"Nervy," said Mr. Fluker to his wife afterwards, "Matt Pike's a sensibler an' a friendlier an' a 'commodatiner feller'n I thought." Then, without giving details of the contract, he mentioned merely the willingness of their boarder to resign his bed on occasions of pressing emergency. "He's talked mighty fine to me and Marann," answered Mrs. Fluker. "We'll see how he holds out.

"You think Matt Pike ain't tryin' to settle with your pa with a dollar? I'm goin' to make him keep his dollar, an' I'm goin' to give him somethin' to go 'long with it." "The good Lord have mercy upon us!" exclaimed Marann, springing up and catching hold of her mother's skirts, as she began her advance towards the bar-room. "Oh, ma! for the Lord's sake!

Here and everywhere about the house, in the dining-room, in the passage, at the foot of the stairs, he would joke with Marann about her country beau, as he styled poor Sim Marchman, and he would talk as though he was rather ashamed of Sim, and wanted Marann to string her bow for higher game. Brer Sam did manage well, not only the fields, but the yard.

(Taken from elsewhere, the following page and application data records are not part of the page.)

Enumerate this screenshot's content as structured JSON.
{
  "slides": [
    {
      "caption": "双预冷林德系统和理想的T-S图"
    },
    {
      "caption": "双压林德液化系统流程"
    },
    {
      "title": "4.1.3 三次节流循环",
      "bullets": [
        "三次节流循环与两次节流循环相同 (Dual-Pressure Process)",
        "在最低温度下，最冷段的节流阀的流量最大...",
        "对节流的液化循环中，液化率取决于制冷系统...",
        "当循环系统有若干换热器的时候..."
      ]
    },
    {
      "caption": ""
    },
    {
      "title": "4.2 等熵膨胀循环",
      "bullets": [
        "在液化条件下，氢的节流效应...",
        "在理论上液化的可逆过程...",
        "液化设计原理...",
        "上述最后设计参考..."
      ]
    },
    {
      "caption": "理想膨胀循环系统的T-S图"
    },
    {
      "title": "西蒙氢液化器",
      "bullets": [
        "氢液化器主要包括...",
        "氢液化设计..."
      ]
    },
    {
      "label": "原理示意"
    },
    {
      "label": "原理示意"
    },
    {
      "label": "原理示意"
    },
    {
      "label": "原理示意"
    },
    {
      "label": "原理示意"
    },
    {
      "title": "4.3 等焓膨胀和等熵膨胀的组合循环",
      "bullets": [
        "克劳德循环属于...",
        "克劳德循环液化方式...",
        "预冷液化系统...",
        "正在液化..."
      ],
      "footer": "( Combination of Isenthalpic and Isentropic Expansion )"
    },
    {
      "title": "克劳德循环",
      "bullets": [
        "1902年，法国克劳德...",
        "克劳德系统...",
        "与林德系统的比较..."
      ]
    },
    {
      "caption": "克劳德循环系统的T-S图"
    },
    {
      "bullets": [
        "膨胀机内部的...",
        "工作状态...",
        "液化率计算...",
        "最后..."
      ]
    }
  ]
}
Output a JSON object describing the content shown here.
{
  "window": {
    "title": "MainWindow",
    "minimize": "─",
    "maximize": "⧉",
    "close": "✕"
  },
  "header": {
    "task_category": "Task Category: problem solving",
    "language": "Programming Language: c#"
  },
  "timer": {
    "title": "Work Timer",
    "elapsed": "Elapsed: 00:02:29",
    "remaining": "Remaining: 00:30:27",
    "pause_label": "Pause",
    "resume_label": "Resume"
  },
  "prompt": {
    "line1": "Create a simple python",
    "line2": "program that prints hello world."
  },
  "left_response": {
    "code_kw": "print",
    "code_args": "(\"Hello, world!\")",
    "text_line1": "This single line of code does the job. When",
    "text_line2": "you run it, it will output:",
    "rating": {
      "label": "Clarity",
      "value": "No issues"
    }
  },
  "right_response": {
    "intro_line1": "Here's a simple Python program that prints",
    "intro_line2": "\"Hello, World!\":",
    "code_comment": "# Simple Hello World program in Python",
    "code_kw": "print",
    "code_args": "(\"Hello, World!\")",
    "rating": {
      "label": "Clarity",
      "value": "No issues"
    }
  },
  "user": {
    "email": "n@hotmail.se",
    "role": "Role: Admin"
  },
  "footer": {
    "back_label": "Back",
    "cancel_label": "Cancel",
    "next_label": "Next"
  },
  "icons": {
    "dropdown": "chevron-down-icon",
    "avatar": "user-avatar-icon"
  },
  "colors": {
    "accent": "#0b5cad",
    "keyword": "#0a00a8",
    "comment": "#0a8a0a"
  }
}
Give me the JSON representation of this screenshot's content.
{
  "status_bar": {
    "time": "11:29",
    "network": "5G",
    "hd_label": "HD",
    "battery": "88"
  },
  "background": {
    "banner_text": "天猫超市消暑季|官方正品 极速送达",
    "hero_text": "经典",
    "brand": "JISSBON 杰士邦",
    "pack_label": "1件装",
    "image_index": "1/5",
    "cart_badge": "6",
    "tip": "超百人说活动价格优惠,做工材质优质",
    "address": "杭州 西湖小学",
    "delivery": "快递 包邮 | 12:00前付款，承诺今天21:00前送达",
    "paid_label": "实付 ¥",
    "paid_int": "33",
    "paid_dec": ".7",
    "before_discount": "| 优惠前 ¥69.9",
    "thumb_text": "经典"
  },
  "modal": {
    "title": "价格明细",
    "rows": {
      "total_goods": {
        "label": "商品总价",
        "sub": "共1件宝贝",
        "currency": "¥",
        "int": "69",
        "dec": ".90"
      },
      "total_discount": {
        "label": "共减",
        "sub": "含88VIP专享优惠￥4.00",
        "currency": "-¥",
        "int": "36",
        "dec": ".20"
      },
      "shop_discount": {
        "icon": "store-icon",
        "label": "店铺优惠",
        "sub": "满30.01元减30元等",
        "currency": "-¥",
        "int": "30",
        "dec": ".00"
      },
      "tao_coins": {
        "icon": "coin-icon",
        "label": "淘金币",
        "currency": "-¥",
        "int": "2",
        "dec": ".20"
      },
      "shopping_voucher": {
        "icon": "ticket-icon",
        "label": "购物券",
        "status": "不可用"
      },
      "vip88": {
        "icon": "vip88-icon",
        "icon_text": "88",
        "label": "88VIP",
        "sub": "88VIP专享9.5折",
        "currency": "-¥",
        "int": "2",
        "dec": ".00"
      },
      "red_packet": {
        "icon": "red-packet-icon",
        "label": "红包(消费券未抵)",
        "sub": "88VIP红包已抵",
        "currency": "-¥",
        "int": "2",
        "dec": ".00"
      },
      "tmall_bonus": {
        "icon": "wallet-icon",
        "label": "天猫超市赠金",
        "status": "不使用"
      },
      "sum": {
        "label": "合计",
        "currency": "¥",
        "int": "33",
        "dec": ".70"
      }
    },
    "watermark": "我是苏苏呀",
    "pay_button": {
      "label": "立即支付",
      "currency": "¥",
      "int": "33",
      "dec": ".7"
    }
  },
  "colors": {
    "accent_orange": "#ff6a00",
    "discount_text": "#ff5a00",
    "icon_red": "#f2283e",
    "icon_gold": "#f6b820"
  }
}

He winked at Marann as he put questions to Sim, some of the words employed in which Sim had never heard before. Yet Sim held up as well as he could, and after dinner followed Marann with some little dignity into the parlor. They had not been there more than ten minutes when Mrs.

Not that he had ever told her of them in so many words, but Oh, I need not stop here in the midst of this narration to explain how such intentions become known, or at least strongly suspected by girls, even those less bright than Marann Fluker.

Yet, except in the natural increase of the latter, the accretions of worldly estate had been inconsiderable till now, when their oldest child, Marann, was some fifteen years old. These accretions had been saved and taken care of by Mrs. Fluker, who was as staid and silent as he was mobile and voluble. Mr.

Fluker liked all the Marchmans, and she was troubled somewhat when she heard of the quickness and manner of Sim's departure; for he had been fully expected by her to stay to dinner. "Say he didn't even shake hands, Marann? What for? What you do to him?" "Not one blessed thing, ma; only he wanted to know why I wasn't gladder to see him." Then Marann looked indignant. "Say them words, Marann?"

Marann went to the village school, her mother dressing her, though with prudent economy, as neatly and almost as tastefully as any of her schoolmates; while, as to study, deportment, and general progress, there was not a girl in the whole school to beat her, I don't care who she was. During a not inconsiderable period Mr.

But this was when they had all gone back to their old home; for if Mr. Fluker did not become fully convinced that his mathematical education was not advanced quite enough for all the exigencies of hotel-keeping, his wife declared that she had had enough of it, and that she and Marann were going home. Mr. Fluker may be said, therefore, to have followed, rather than led, his family on the return.

"No, but he hinted 'em." "What did you say then?" "I just asked, a-meaning nothing in the wide world, ma I asked him if he knew where Mr. Pike had gone." "And that were answer enough to hurt his feelin's. What you want to know where Matt Pike's gone for, Marann?" "I didn't care about knowing, ma, but I didn't like the way Sim talked." "Look here, Marann. Look straight at me.